As we continue in the book of Acts we see that the Word of the Lord continues to grow and spread as the church begins, but there were some rumblings of discontent. The Apostles address this concern and start to delegate some authority. This is a good thing that we can all learn from. One verse really struck me from Chapter 6, “So the word of God spread. The number of disciples in Jerusalem increased rapidly, and a large number of priests became obedient to the faith.” (Acts 6:7 NIV) Wow!! Some of the priests hear the Word and become believers of Jesus. That is powerful! The big connection this week to the main story is that of Stephen. He was commissioned to help pass out the food in Jerusalem and there he is preaching the message of Jesus Christ. He gets arrested and then has a marvelous speech. In this speech he mentions the PLR promise that was given to Abraham! How awesome is that? We just heard about it from Solomon and now we hear it from Stephen.

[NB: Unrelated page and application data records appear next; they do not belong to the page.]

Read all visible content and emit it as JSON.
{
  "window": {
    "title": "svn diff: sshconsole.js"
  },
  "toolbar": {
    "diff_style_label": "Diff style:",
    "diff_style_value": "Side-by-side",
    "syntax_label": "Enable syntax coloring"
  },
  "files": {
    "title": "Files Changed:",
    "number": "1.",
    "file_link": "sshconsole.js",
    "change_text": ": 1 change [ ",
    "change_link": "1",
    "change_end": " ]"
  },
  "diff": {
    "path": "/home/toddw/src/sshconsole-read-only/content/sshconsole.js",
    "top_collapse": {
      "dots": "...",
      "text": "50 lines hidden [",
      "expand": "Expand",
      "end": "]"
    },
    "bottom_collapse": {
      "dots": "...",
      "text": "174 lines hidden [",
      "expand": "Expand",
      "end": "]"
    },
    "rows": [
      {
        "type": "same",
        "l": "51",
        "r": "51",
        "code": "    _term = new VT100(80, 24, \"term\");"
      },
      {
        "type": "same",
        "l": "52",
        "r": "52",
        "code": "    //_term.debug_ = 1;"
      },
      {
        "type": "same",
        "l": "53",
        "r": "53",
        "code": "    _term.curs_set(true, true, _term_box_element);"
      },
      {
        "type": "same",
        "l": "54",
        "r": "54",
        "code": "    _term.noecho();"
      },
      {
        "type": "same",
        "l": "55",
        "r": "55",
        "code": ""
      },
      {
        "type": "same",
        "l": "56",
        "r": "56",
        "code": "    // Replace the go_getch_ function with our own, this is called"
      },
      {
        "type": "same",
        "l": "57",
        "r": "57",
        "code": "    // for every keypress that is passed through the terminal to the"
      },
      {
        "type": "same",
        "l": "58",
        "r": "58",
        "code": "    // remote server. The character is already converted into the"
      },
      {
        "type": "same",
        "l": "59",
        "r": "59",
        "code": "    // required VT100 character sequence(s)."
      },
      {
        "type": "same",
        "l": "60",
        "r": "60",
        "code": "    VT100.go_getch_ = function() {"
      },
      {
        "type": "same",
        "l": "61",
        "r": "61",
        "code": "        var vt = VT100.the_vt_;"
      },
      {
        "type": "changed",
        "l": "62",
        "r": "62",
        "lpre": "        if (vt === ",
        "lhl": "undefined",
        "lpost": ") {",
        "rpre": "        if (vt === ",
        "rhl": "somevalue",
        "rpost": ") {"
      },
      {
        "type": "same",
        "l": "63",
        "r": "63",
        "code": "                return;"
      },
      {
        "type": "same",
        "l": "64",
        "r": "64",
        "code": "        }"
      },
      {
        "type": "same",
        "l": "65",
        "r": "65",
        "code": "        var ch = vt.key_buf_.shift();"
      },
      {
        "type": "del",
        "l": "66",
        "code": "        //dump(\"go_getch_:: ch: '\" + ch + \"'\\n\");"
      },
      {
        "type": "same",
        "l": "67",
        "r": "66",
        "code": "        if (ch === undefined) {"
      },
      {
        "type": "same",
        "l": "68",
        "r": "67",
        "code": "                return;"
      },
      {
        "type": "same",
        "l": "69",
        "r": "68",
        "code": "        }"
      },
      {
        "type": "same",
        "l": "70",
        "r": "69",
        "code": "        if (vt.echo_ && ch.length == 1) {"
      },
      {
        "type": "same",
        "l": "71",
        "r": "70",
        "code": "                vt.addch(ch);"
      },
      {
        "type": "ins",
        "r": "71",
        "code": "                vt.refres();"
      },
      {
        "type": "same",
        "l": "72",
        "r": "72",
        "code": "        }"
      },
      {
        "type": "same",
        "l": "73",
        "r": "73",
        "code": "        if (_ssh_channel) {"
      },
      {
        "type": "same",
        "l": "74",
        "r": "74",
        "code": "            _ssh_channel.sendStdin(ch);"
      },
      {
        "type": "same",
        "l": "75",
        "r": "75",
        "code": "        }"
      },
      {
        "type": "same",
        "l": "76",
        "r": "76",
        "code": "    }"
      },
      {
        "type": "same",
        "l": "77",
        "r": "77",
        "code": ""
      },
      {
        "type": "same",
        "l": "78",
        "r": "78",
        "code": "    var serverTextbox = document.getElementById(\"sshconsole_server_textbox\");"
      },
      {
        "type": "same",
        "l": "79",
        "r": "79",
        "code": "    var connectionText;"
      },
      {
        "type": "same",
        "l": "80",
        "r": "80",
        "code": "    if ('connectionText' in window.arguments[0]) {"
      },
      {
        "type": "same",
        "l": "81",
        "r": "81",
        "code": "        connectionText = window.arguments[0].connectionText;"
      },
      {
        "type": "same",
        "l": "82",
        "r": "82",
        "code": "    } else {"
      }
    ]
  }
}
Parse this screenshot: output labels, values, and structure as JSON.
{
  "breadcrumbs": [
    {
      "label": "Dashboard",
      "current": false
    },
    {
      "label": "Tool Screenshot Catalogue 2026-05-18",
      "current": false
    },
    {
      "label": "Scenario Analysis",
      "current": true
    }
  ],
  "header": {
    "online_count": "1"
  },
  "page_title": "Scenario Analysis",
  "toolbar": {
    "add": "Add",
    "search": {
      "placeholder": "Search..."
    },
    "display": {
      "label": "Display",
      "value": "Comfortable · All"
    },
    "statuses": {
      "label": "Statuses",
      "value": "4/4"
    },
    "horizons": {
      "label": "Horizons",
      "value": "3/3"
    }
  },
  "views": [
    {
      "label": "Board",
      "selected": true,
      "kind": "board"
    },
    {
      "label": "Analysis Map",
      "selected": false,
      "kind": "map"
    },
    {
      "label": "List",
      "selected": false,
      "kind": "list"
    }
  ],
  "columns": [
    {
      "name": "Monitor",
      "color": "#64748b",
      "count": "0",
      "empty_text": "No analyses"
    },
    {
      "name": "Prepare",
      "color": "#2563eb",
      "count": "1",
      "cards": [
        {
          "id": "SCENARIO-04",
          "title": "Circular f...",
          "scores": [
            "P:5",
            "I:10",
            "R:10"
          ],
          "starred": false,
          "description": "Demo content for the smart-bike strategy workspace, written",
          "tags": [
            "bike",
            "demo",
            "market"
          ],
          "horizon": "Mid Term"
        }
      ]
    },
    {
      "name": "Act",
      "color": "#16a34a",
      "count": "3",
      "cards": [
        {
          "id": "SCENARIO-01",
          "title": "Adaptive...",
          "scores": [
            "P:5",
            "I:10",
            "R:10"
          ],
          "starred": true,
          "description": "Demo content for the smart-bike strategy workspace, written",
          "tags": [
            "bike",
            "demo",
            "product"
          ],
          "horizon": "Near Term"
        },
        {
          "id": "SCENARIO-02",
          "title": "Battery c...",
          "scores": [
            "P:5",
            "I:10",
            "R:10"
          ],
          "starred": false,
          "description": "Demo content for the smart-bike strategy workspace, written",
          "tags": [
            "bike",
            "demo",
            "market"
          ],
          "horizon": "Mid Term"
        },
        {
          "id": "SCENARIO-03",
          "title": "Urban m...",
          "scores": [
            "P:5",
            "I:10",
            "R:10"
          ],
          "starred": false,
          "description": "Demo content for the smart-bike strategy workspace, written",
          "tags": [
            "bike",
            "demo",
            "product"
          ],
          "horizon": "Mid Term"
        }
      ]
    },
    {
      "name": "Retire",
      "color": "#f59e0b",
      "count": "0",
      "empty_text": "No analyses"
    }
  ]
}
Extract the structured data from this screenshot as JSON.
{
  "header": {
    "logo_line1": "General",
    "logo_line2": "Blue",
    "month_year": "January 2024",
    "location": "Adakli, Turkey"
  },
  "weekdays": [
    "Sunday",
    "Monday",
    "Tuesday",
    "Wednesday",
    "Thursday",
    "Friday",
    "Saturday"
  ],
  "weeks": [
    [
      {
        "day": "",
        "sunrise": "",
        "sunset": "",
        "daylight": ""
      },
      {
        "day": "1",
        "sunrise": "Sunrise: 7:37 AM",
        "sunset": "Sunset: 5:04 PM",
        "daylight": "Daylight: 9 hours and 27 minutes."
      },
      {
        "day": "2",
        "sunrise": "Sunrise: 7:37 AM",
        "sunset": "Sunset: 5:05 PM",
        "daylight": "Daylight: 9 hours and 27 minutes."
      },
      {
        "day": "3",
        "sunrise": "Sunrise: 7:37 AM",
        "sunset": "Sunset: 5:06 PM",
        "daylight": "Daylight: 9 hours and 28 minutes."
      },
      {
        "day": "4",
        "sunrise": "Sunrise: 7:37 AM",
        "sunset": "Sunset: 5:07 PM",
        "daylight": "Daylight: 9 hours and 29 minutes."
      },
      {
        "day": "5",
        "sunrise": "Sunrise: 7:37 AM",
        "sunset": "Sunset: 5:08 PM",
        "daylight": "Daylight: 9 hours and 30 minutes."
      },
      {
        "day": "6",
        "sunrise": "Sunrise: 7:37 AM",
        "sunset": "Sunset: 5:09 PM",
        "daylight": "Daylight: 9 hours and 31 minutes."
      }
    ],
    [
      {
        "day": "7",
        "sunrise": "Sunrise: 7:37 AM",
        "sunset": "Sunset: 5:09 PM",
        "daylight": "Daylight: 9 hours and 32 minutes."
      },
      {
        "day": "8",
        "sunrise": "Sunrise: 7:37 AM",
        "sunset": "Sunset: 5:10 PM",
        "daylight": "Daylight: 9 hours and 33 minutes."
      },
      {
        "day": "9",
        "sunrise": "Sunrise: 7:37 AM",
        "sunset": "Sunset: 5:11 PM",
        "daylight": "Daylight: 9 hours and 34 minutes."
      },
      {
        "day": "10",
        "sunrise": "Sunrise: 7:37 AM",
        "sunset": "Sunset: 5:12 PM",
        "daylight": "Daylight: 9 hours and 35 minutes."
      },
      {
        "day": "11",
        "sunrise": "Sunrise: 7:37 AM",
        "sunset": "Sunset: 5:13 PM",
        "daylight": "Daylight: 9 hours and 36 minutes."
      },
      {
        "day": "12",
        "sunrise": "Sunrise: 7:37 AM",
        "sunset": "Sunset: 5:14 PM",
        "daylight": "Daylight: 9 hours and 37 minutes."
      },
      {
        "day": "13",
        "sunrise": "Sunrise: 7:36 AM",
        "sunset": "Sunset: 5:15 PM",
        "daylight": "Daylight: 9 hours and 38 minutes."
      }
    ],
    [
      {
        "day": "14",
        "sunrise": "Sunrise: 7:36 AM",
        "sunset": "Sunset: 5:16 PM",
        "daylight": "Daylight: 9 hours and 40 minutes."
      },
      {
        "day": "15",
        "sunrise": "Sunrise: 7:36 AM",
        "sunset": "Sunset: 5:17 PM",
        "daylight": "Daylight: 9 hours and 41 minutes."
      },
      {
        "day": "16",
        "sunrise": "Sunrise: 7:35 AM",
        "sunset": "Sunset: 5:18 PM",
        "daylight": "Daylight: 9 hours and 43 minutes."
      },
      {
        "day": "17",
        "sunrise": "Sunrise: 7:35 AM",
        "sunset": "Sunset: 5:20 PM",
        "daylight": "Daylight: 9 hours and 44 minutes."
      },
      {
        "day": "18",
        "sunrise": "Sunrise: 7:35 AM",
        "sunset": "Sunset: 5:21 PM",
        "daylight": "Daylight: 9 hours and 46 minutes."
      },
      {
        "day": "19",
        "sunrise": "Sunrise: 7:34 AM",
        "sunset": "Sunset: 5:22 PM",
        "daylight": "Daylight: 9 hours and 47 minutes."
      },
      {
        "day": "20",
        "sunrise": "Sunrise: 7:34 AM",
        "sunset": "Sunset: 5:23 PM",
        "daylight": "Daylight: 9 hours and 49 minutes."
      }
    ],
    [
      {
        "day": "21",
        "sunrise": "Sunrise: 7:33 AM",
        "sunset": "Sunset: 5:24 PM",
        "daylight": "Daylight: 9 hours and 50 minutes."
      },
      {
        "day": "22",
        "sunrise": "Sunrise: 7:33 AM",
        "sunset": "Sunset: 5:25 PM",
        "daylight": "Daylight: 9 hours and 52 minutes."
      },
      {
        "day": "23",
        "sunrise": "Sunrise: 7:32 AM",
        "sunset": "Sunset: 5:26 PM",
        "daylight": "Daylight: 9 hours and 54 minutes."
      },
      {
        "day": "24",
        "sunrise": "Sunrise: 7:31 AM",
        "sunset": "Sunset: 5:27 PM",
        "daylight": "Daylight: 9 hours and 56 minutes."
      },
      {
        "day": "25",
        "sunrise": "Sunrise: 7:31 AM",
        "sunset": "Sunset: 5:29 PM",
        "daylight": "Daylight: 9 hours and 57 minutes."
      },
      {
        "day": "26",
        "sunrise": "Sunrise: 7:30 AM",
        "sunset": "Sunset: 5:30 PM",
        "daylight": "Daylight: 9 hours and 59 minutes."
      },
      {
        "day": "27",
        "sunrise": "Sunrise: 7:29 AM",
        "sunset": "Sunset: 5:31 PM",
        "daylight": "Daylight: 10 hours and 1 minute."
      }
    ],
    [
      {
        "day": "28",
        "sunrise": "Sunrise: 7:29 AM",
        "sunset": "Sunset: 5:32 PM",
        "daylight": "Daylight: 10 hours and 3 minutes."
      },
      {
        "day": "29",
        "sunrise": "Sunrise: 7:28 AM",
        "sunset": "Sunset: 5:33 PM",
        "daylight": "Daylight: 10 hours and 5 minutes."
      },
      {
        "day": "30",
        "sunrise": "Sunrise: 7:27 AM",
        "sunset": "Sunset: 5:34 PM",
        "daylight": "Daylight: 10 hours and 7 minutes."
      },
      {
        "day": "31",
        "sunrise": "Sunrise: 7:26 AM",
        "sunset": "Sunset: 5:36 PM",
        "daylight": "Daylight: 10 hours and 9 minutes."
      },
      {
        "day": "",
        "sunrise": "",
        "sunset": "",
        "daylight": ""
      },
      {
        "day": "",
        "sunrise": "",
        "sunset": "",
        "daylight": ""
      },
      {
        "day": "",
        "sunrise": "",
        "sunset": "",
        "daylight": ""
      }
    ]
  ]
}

His message gave a great summary of the Old Testament and he even mentions David and Solomon and the temple. What a great connection. He goes on to say, “However, the Most High does not live in houses made by men” (Acts 7:48 NIV). Jesus was the temple. He even said so himself, “Jesus said ‘Destroy this temple, and I will raise it again in three days,’” (John 2:19 NIV) Jesus was talking about himself. Stephen becomes a great witness to Jesus and because of his death the word of the Lord was spread. One thing of note here is that there is a Pharisee named Saul who was in favor of killing Stephen. We will meet Saul again in a minute. One of the other people commissioned to pass out food was Philip. We see him later preaching and baptizing, not just passing out food. I think both Stephen and Philip tell us a lot about our vocation. We have been called to do certain things, but we all still preach, teach, and share Christ every day in every way. We saw the spread of the Gospel to Samaria in chapter 8 when Peter and John travel up to bring the Holy Spirit. This is a big deal because any good Jew hates anything Samaritan. Both Peter and John not only go to Samaria to see what was going on, but they also stopped and preached the Good news at many Samaritan villages. Philips meeting with the Ethiopian brings the message to Gentiles!! This is the beginning of something big. At the end of our readings we see this Saul character again. He was one bad dude. He hated the believers of the way and would do anything to stop them. But God had other plans. He called him on the road to Damascus and changed his life forever. We will spend more time talking about Saul (a.k.a. Paul, his Greek name) later. One quick thing: God does not change his name, he just goes by Saul when he is with Hebrew speakers and Paul when he is with Greek speakers, but more on him later.

Have a great week!!

Free Hit Counter